British retail sales values rose last month at their fastest annual pace since April to notch up their best showing for a month of October in seven years, a survey showed on Tuesday.
The British Retail Consortium said the value of like-for-like sales rose 3.8 percent in October compared with a year ago. That was the biggest rise since April, when sales were bolstered by Easter, and compared with a rise of 2.8 percent in September.
The value of total sales -- which includes new floorspace -- was 5.9 percent higher than a year ago, also the biggest rise since April.
On both measures, the rise was the strongest for a month of October since 2002. However, the BRC noted that the figures had been flattered by comparison with a particularly poor month last year, following the collapse of U.S. investment bank Lehman Brothers.
"These are encouraging results," said BRC Director General Stephen Robertson. "They are, however, compared to dreadful figures last year."
For the second month running, the non-food sector outperformed the food sector, with sales of clothing, footwear and furniture performing particularly well.
Growth in non-food store sales showed a year-on-year gain of 18 percent, up from 11.9 percent in September and the strongest increase since July.
"As we approach Christmas, optimism is certainly up," said Helen Dickenson, head of retail at KPMG.

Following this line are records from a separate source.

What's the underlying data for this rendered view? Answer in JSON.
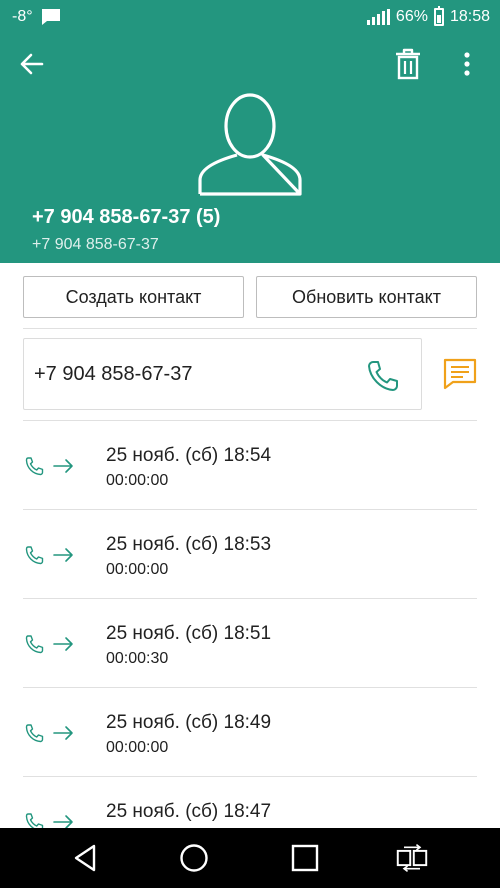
{
  "status_bar": {
    "temperature": "-8°",
    "battery": "66%",
    "time": "18:58"
  },
  "header": {
    "title": "+7 904 858-67-37 (5)",
    "subtitle": "+7 904 858-67-37"
  },
  "actions": {
    "create_contact": "Создать контакт",
    "update_contact": "Обновить контакт"
  },
  "number_card": {
    "number": "+7 904 858-67-37"
  },
  "calls": [
    {
      "date": "25 нояб. (сб) 18:54",
      "duration": "00:00:00"
    },
    {
      "date": "25 нояб. (сб) 18:53",
      "duration": "00:00:00"
    },
    {
      "date": "25 нояб. (сб) 18:51",
      "duration": "00:00:30"
    },
    {
      "date": "25 нояб. (сб) 18:49",
      "duration": "00:00:00"
    },
    {
      "date": "25 нояб. (сб) 18:47",
      "duration": ""
    }
  ],
  "colors": {
    "header": "#23967f",
    "accent": "#23967f",
    "message": "#f0a11a"
  },
  "icons": {
    "call_direction": "outgoing-call-icon",
    "nav": [
      "back-triangle-icon",
      "home-circle-icon",
      "recents-square-icon",
      "dual-window-icon"
    ]
  }
}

"However, the longer-term outlook remains considerably more challenging given the economic backdrop, levels of unemployment, uncertainty regarding the impending VAT rise and the impact of future fiscal policy following next year's election."